First let’s start with the Do's and Don'ts.


  • Do stay in your current job
  • Do continue to make your mortgage or rent payments on time
  • Do continue using your credit as normal and stay current on all existing accounts
  • Do keep your same insurance company
  • Do call us if you have any questions, at any time


  • Don't make a major purchase (car, boat, jewelry, etc.)
  • Don't apply for/open/close/max out any credit cards
  • Don't change jobs without notifying us first
  • Don't transfer any balances from one account to another
  • Don't pay off any charge offs without discussing it with us first
  • Don't pay off any collections without discussing it with us first
  • Don't buy any furniture or appliances on credit
  • Don't change bank accounts
  • Don't consolidate debt onto 1 or 2 credit cards
  • Don't take out a new loan or start home improvement projects

Easy steps to your new mortgage

1. Pre-qualification
Getting pre-qualified is the initial step in the mortgage process, and it's generally fairly simple. You supply us with your overall financial picture, including your debt, income and assets. After evaluating this information, we can give you an idea of the mortgage amount for which you qualify. Pre-qualification can be done easily over the phone or by applying online through our website, and there is no cost involved.

The initial pre-qualification step allows you to discuss any goals or needs you may have regarding your mortgage. At this point, we can explain your various mortgage options and recommend the type that might be best suited to your situation.

Because it's less involved, and based only on the information you provide, your pre-qualified amount is not a sure thing; it's just the amount for which you might expect to be approved. For this reason, a pre-qualified buyer does not carry the same weight as a pre-approved buyer who has been more thoroughly reviewed.

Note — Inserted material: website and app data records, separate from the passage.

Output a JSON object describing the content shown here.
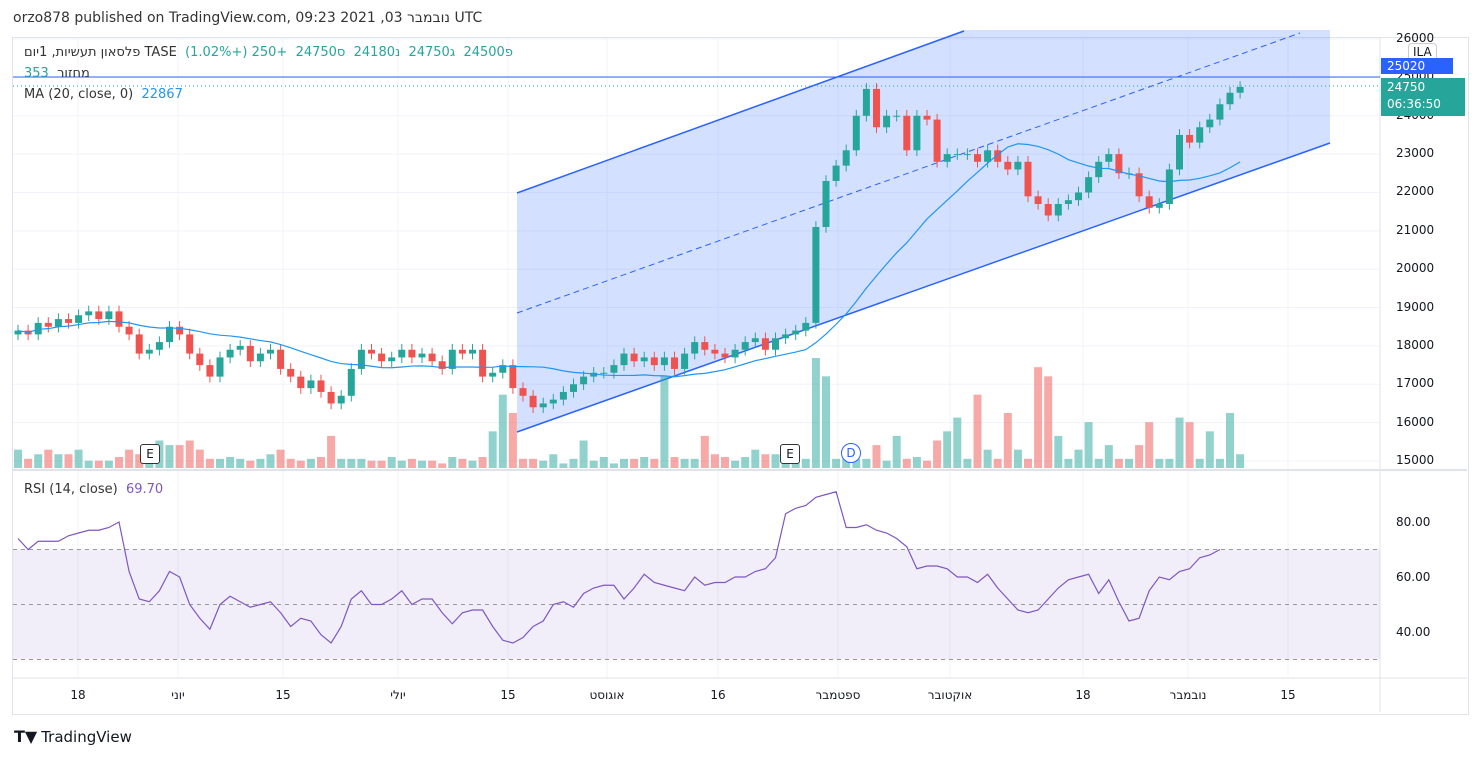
{
  "header": {
    "published": "orzo878 published on TradingView.com, 09:23 2021 ,03 נובמבר UTC"
  },
  "legend": {
    "symbol": "פלסאון תעשיות, 1יום  TASE",
    "open": "פ24500",
    "high": "ג24750",
    "low": "נ24180",
    "close": "ס24750",
    "change": "+250 (+1.02%)",
    "volume_label": "מחזור",
    "volume": "353",
    "ma_label": "MA (20, close, 0)",
    "ma_value": "22867",
    "rsi_label": "RSI (14, close)",
    "rsi_value": "69.70"
  },
  "price_scale": {
    "ticks": [
      26000,
      25000,
      24000,
      23000,
      22000,
      21000,
      20000,
      19000,
      18000,
      17000,
      16000,
      15000
    ],
    "currency_tag": "ILA",
    "alert_price": "25020",
    "last_price": "24750",
    "countdown": "06:36:50"
  },
  "rsi_scale": {
    "ticks": [
      "80.00",
      "60.00",
      "40.00"
    ]
  },
  "time_axis": [
    "18",
    "יוני",
    "15",
    "יולי",
    "15",
    "אוגוסט",
    "16",
    "ספטמבר",
    "אוקטובר",
    "18",
    "נובמבר",
    "15"
  ],
  "markers": {
    "earnings": "E",
    "dividend": "D"
  },
  "brand": "TradingView",
  "colors": {
    "up": "#26a69a",
    "down": "#ef5350",
    "ma": "#2196f3",
    "rsi": "#7e57c2",
    "channel": "#2962ff"
  },
  "chart_data": {
    "type": "candlestick",
    "closes": [
      18400,
      18300,
      18600,
      18500,
      18700,
      18600,
      18800,
      18900,
      18700,
      18900,
      18500,
      18300,
      17800,
      17900,
      18100,
      18500,
      18300,
      17800,
      17500,
      17200,
      17700,
      17900,
      18000,
      17600,
      17800,
      17900,
      17400,
      17200,
      16900,
      17100,
      16800,
      16500,
      16700,
      17400,
      17900,
      17800,
      17600,
      17700,
      17900,
      17700,
      17800,
      17600,
      17400,
      17900,
      17800,
      17900,
      17200,
      17300,
      17500,
      16900,
      16700,
      16400,
      16500,
      16600,
      16800,
      17000,
      17200,
      17300,
      17300,
      17500,
      17800,
      17600,
      17700,
      17500,
      17700,
      17400,
      17800,
      18100,
      17900,
      17800,
      17700,
      17900,
      18100,
      18200,
      17900,
      18200,
      18300,
      18400,
      18600,
      21100,
      22300,
      22700,
      23100,
      24000,
      24700,
      23700,
      24000,
      24000,
      23100,
      24000,
      23900,
      22800,
      23000,
      23000,
      23000,
      22800,
      23100,
      22800,
      22600,
      22800,
      21900,
      21700,
      21400,
      21700,
      21800,
      22000,
      22400,
      22800,
      23000,
      22500,
      22500,
      21900,
      21600,
      21700,
      22600,
      23500,
      23300,
      23700,
      23900,
      24300,
      24600,
      24750
    ],
    "volumes": [
      20,
      10,
      15,
      20,
      15,
      15,
      20,
      8,
      8,
      8,
      12,
      20,
      15,
      15,
      30,
      25,
      25,
      30,
      20,
      10,
      10,
      12,
      10,
      8,
      10,
      15,
      20,
      10,
      8,
      10,
      12,
      35,
      10,
      10,
      10,
      8,
      8,
      12,
      8,
      10,
      8,
      8,
      5,
      12,
      10,
      8,
      12,
      40,
      80,
      60,
      10,
      10,
      8,
      15,
      5,
      10,
      30,
      8,
      12,
      5,
      10,
      10,
      12,
      10,
      100,
      12,
      10,
      10,
      35,
      15,
      12,
      8,
      12,
      20,
      15,
      15,
      12,
      8,
      10,
      120,
      100,
      10,
      20,
      10,
      10,
      25,
      8,
      35,
      10,
      12,
      8,
      30,
      40,
      55,
      10,
      80,
      20,
      10,
      60,
      20,
      10,
      110,
      100,
      35,
      10,
      20,
      50,
      10,
      25,
      10,
      10,
      25,
      50,
      10,
      10,
      55,
      50,
      10,
      40,
      10,
      60,
      15,
      10
    ],
    "rsi": [
      74,
      70,
      73,
      73,
      73,
      75,
      76,
      77,
      77,
      78,
      80,
      62,
      52,
      51,
      55,
      62,
      60,
      50,
      45,
      41,
      50,
      53,
      51,
      49,
      50,
      51,
      47,
      42,
      45,
      44,
      39,
      36,
      42,
      52,
      55,
      50,
      50,
      52,
      55,
      50,
      52,
      52,
      47,
      43,
      47,
      48,
      48,
      42,
      37,
      36,
      38,
      42,
      44,
      50,
      51,
      49,
      54,
      56,
      57,
      57,
      52,
      56,
      61,
      58,
      57,
      56,
      55,
      60,
      57,
      58,
      58,
      60,
      60,
      62,
      63,
      67,
      83,
      85,
      86,
      89,
      90,
      91,
      78,
      78,
      79,
      77,
      76,
      74,
      71,
      63,
      64,
      64,
      63,
      60,
      60,
      58,
      61,
      56,
      52,
      48,
      47,
      48,
      52,
      56,
      59,
      60,
      61,
      54,
      59,
      51,
      44,
      45,
      55,
      60,
      59,
      62,
      63,
      67,
      68,
      70
    ],
    "rsi_levels": [
      70,
      50,
      30
    ],
    "ylim": [
      15000,
      26000
    ],
    "rsi_ylim": [
      30,
      90
    ]
  }
}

2. Pre-approval
Getting pre-approved is the next step, and is more involved. You'll complete a mortgage application and then supply us with the necessary documentation to perform a review of your financial background and current credit rating. See our Mortgage Checklist for a list of commonly needed items. From this, we can tell you the specific mortgage amount for which you are approved. You'll also have a better idea of the interest rate. With pre-approval, you will receive a conditional commitment in writing, allowing you to look for a home at or below your approved price level. Obviously, this puts you at an advantage when dealing with a potential seller, as he or she will know you're one step closer to obtaining an actual mortgage.

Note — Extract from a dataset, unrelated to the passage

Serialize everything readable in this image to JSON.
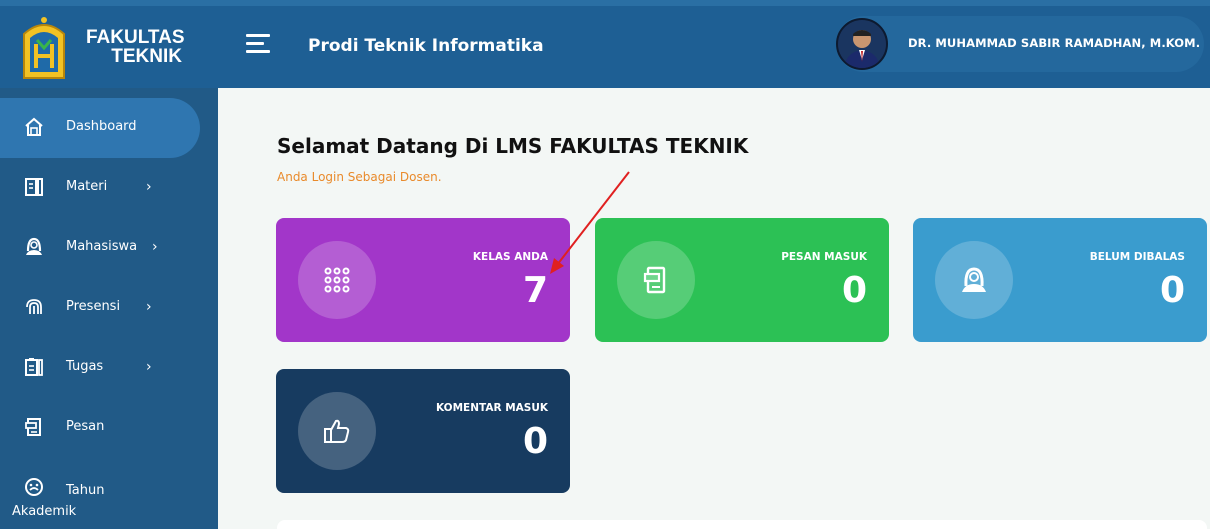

The other advantage of completing both of these steps - pre-qualification and pre-approval - before you start to look for a home is that you'll know in advance how much you can afford. This way, you don't waste time with guessing or looking at properties that are beyond your means. Getting pre-approved for a mortgage also enables you to move quickly when you find the perfect place. When you make an offer, it won't be contingent on obtaining financing, which can save you valuable time. In a competitive market, this lets the seller know that your offer is serious - and could prevent you from losing out to another potential buyer who already has financing arranged.

Once you have found the right home for you and receive an accepted offer, we will fill in the appropriate details and your pre-approval will become a complete application.

3. Loan Commitment
The "loan commitment" will be issued to you when your loan has been approved. This means the home should be appraised at or above the sales price. More information may be required if the appraiser brings up anything he or she feels should be investigated (i.e. structural problems, accessibility issues, outstanding liens or litigation in progress). Your income and credit profile will be checked once again to ensure nothing has changed since the initial approval. You will also have set up home owner’s insurance on the property.

4. Loan Closing
At the loan closing, you will sign the new loan documents, including the closing statement, mortgage note, and truth-in-lending statement to name a few. Your down payment will be collected as well.

Then, you'll receive the keys to your new home!